Nor, we may add, is the danger one only to be obviated by war. Diplomacy can do all that is required, if only diplomacy is strengthened by a national decision that diplomacy shall, if need be, be supported by force. Russia cannot just now desire a great war. Her army is not ready, her finances, despite the announcement of a coming loan, are not ready, her Court, with its heavy domestic uncertainties, is not ready, if only we will be firm. What we dread is that Russia should, as in the Black Sea affair, drive us to the wall, and then offer a com- promise apparently moderate, which the people in their ignorance of Asiatic politics would be willing to accept ; that, in fact, they should not see that the independence of Persia, like the independ- ence of Egypt, is our necessity, if India is to be retained without an English conscription.

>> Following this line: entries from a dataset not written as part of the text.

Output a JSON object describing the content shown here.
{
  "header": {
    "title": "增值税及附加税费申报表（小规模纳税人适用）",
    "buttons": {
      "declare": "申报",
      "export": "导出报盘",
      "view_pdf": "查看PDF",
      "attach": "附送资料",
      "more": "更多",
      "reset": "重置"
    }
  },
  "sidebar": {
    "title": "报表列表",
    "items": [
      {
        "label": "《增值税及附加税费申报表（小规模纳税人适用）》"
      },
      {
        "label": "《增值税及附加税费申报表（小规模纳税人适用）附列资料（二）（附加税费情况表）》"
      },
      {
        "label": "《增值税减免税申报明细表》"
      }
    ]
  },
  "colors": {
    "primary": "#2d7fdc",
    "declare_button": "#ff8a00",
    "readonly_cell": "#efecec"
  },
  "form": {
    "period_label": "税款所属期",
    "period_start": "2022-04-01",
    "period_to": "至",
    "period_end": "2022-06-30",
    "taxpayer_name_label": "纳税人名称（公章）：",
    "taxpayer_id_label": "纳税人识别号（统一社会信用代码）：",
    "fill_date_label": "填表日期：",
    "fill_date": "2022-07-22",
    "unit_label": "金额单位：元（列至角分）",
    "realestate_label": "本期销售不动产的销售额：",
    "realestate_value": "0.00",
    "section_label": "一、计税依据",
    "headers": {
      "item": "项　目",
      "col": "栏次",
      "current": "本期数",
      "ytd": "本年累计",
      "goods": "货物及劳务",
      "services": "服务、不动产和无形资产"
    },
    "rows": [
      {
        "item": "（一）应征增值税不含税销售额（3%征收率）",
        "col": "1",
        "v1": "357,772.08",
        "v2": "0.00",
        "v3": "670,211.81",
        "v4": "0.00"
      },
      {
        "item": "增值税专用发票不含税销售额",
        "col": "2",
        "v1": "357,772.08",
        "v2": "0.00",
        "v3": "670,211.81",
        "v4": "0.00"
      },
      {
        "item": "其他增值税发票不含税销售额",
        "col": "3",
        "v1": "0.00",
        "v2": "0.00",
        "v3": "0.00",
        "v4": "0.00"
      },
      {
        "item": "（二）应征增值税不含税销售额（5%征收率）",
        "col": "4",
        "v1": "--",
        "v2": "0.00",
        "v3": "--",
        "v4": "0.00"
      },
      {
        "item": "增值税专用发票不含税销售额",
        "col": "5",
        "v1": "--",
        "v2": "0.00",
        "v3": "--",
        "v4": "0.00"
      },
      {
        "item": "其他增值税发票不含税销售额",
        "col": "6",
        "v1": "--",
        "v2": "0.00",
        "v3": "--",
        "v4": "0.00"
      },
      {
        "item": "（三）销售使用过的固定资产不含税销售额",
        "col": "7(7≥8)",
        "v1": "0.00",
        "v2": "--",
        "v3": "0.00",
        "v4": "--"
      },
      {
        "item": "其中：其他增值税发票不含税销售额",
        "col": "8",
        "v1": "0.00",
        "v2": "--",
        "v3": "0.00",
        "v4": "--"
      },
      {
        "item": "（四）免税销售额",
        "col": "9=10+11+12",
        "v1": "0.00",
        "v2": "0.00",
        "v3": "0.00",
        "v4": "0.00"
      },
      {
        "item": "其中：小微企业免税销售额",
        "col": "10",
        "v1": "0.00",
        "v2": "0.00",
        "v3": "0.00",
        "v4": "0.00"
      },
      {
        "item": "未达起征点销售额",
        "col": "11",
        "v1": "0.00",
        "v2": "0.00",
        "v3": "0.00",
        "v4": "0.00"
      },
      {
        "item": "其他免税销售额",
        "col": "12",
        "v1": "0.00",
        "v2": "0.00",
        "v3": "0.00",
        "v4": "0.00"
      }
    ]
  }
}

It is there that the ultimate pinch must fall. Granted a hundred thousand British soldiers and ten thousand British sailors in India, and Russia might have Persia, or any other territory she had set her heart on ; but we could not obtain such a force without a conscription, even if we could pay them. India, to be safe, or prosperous, or any- thing except a costly camp, must be isolated, at least so far that she always will have time to summon extra assistance, instead of permanently maintaining a twofold garrison. If Russia is advancing on Persia or if Lord Granville is giving way, this isolation will in no short time be permanently ended. We despair, without maps, of proving this to readers who do not know India, but there is one fact which may have some weight on their opinion. Anglo-Indians quarrel about the true policy for their Empire quite as much as Englishmen quarrel about domestic politics. Upon this very question of Russian advance there are in India not only two, but three parties, who express their opinion of each other's intelligence with a frankness which, but that all Anglo-Indian quarrels are family quarrels, very bitter and annoying, but still compatible with united action, would be most deplorable. But on this Persian question there is no difference at all. We do not believe there is an Anglo-Indian alive entitled to give an opinion who will not admit at once that if India is to be worth retaining, Persia must not become the vassal or the possession of any European power.